On top of that, the whole trilogy sees gameplay changes big and small. The biggest is clearly the change to a free camera mapped to the right stick to reflect the current standards of looking at stuff. They’ve made landing on the edge of a platform just that tiniest bit easier, and the hover has been changed from looking like a pathetic flail to one big final wing flap to better communicate what’s going on when you use it.
Taken altogether, Spyro Reignited Trilogy offers quite a bit of game for the base price of $40, enough so that it literally all can’t fit onto a single Blu-Ray disc, and most of the second and third games are downloaded via patch. If that isn’t a deal-breaker, feel free to charge in at full price.

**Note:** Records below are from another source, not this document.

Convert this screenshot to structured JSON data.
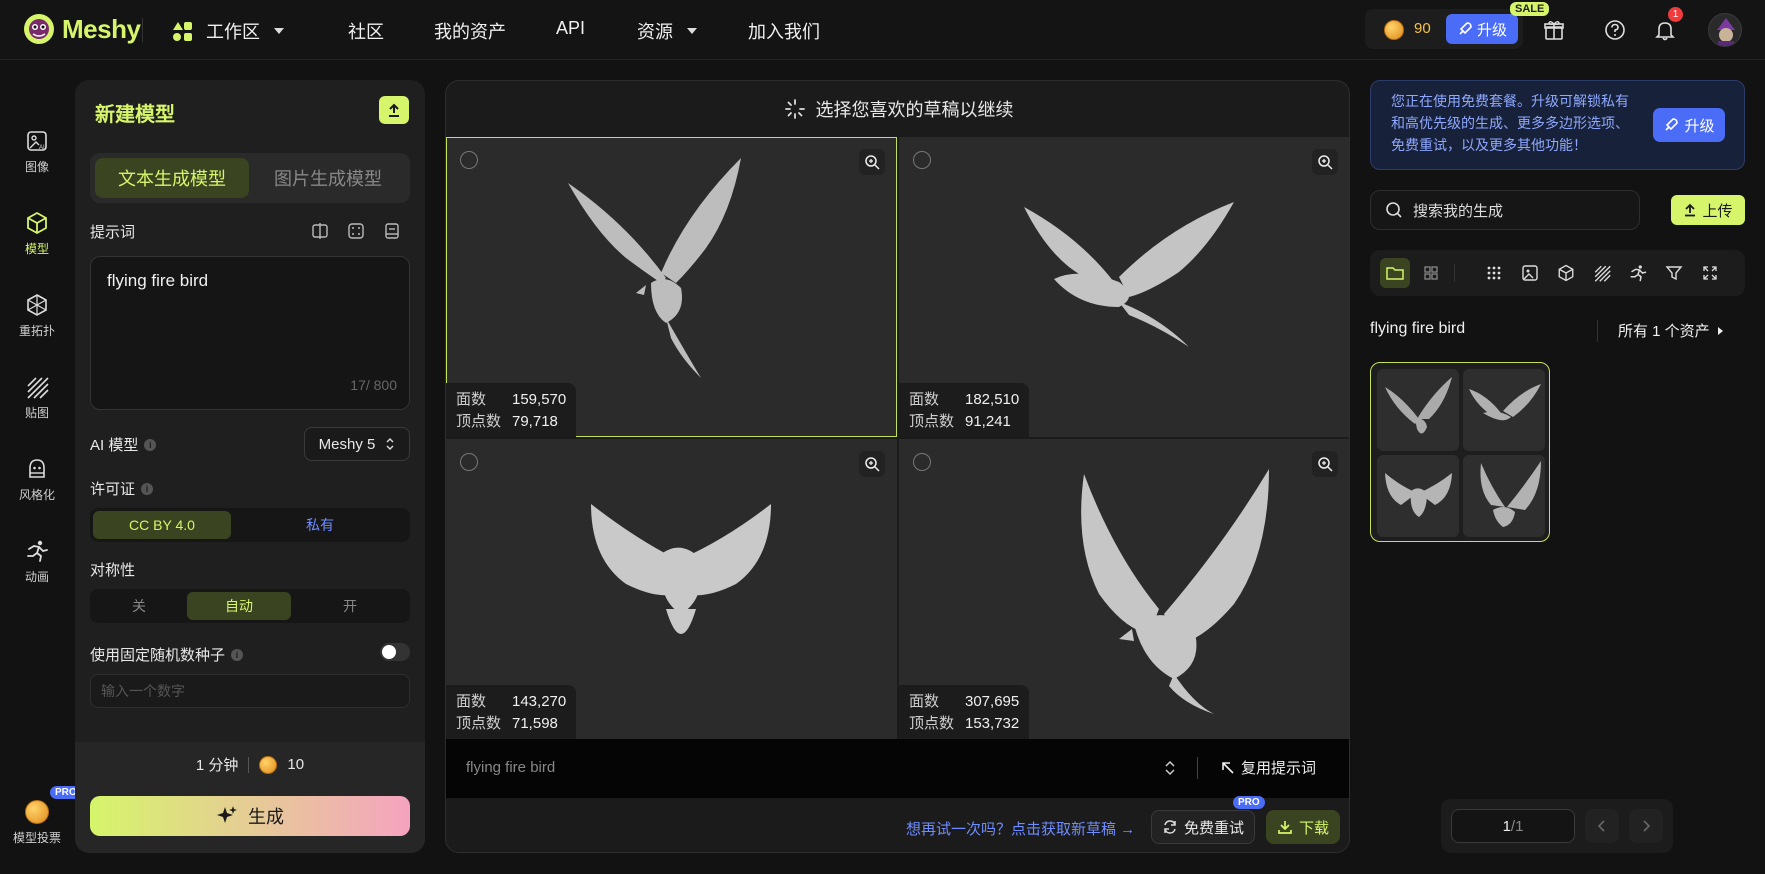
{
  "nav": {
    "brand": "Meshy",
    "workspace": "工作区",
    "items": [
      "社区",
      "我的资产",
      "API",
      "资源",
      "加入我们"
    ],
    "credits": "90",
    "upgrade": "升级",
    "sale": "SALE",
    "notifications": "1"
  },
  "rail": {
    "items": [
      "图像",
      "模型",
      "重拓扑",
      "贴图",
      "风格化",
      "动画"
    ],
    "vote": "模型投票",
    "pro": "PRO"
  },
  "left": {
    "title": "新建模型",
    "tabs": [
      "文本生成模型",
      "图片生成模型"
    ],
    "prompt_label": "提示词",
    "prompt_value": "flying fire bird",
    "prompt_counter": "17/ 800",
    "ai_model_label": "AI 模型",
    "ai_model_value": "Meshy 5",
    "license_label": "许可证",
    "license_options": [
      "CC BY 4.0",
      "私有"
    ],
    "symmetry_label": "对称性",
    "symmetry_options": [
      "关",
      "自动",
      "开"
    ],
    "seed_label": "使用固定随机数种子",
    "seed_placeholder": "输入一个数字",
    "time": "1 分钟",
    "cost": "10",
    "generate": "生成",
    "info": "i"
  },
  "center": {
    "header": "选择您喜欢的草稿以继续",
    "face_label": "面数",
    "vertex_label": "顶点数",
    "drafts": [
      {
        "faces": "159,570",
        "vertices": "79,718"
      },
      {
        "faces": "182,510",
        "vertices": "91,241"
      },
      {
        "faces": "143,270",
        "vertices": "71,598"
      },
      {
        "faces": "307,695",
        "vertices": "153,732"
      }
    ],
    "prompt": "flying fire bird",
    "reuse": "复用提示词",
    "retry_link": "想再试一次吗？点击获取新草稿 →",
    "free_retry": "免费重试",
    "pro": "PRO",
    "download": "下载"
  },
  "right": {
    "promo": "您正在使用免费套餐。升级可解锁私有和高优先级的生成、更多多边形选项、免费重试，以及更多其他功能！",
    "promo_btn": "升级",
    "search_placeholder": "搜索我的生成",
    "upload": "上传",
    "gallery_title": "flying fire bird",
    "gallery_all": "所有 1 个资产",
    "page_current": "1",
    "page_total": "/1"
  },
  "colors": {
    "accent": "#d6f56a",
    "blue": "#4a6cf7",
    "link": "#6f8cff"
  },
  "icons": [
    "logo-icon",
    "workspace-icon",
    "coin-icon",
    "rocket-icon",
    "gift-icon",
    "help-icon",
    "bell-icon",
    "image-ai-icon",
    "cube-icon",
    "retopology-icon",
    "texture-icon",
    "stylize-icon",
    "animation-icon",
    "upload-icon",
    "sparkle-icon",
    "zoom-icon",
    "search-icon",
    "folder-icon",
    "grid-icon",
    "filter-icon",
    "expand-icon",
    "chevron-left-icon",
    "chevron-right-icon",
    "download-icon",
    "refresh-icon"
  ]
}
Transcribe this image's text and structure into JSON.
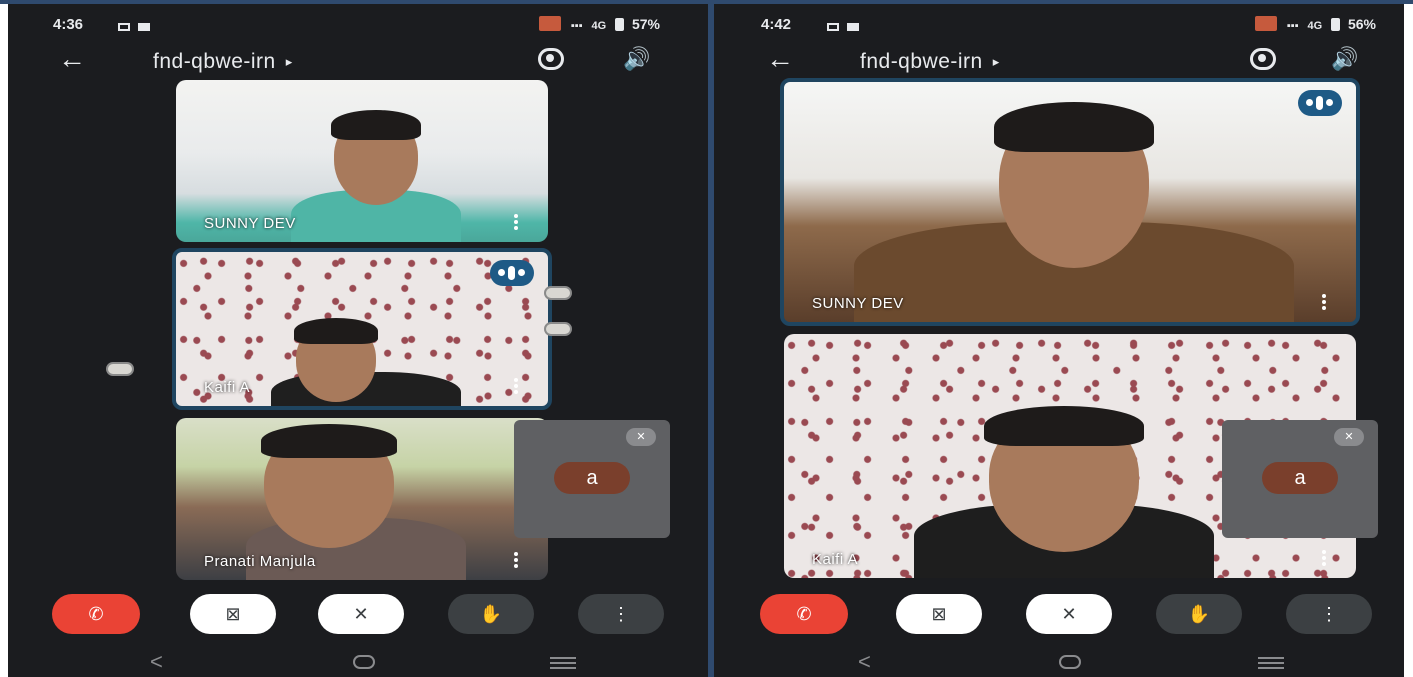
{
  "left": {
    "status": {
      "time": "4:36",
      "right": "57%",
      "network": "4G"
    },
    "header": {
      "meeting_code": "fnd-qbwe-irn",
      "arrow": "▸"
    },
    "tiles": [
      {
        "name": "SUNNY DEV"
      },
      {
        "name": "Kaifi A"
      },
      {
        "name": "Pranati Manjula"
      }
    ],
    "self": {
      "avatar_letter": "a"
    }
  },
  "right": {
    "status": {
      "time": "4:42",
      "right": "56%",
      "network": "4G"
    },
    "header": {
      "meeting_code": "fnd-qbwe-irn",
      "arrow": "▸"
    },
    "tiles": [
      {
        "name": "SUNNY DEV"
      },
      {
        "name": "Kaifi A"
      }
    ],
    "self": {
      "avatar_letter": "a"
    }
  },
  "icons": {
    "back": "←",
    "speaker": "🔊",
    "end_call": "✆",
    "camera_off": "⊠",
    "mic_off": "✕",
    "raise_hand": "✋",
    "more": "⋮",
    "nav_back": "<"
  },
  "colors": {
    "end_call": "#ea4335",
    "active_border": "#1f4560",
    "speaking_indicator": "#1e5a86",
    "avatar": "#7a3f2c",
    "divider": "#2f4a6e"
  }
}
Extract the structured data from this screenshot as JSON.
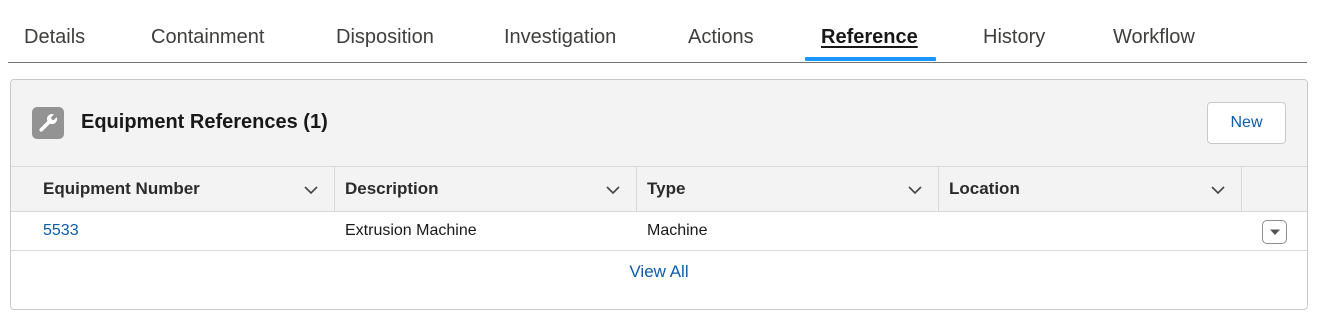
{
  "tabs": [
    {
      "label": "Details"
    },
    {
      "label": "Containment"
    },
    {
      "label": "Disposition"
    },
    {
      "label": "Investigation"
    },
    {
      "label": "Actions"
    },
    {
      "label": "Reference",
      "active": true
    },
    {
      "label": "History"
    },
    {
      "label": "Workflow"
    }
  ],
  "card": {
    "icon": "wrench-icon",
    "title": "Equipment References (1)",
    "new_label": "New",
    "columns": [
      {
        "label": "Equipment Number"
      },
      {
        "label": "Description"
      },
      {
        "label": "Type"
      },
      {
        "label": "Location"
      }
    ],
    "rows": [
      {
        "equipment_number": "5533",
        "description": "Extrusion Machine",
        "type": "Machine",
        "location": ""
      }
    ],
    "view_all_label": "View All"
  },
  "colors": {
    "accent": "#1b96ff",
    "link": "#0b5cab",
    "header_bg": "#f3f3f3",
    "icon_bg": "#939393"
  }
}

Logan Graham is a senior studying media arts with a focus in games and animation at Ohio University. Please note that the views and opinions of the columnists do not reflect those of The Post. Do you agree? Let Logan know by emailing him at firstname.lastname@example.org.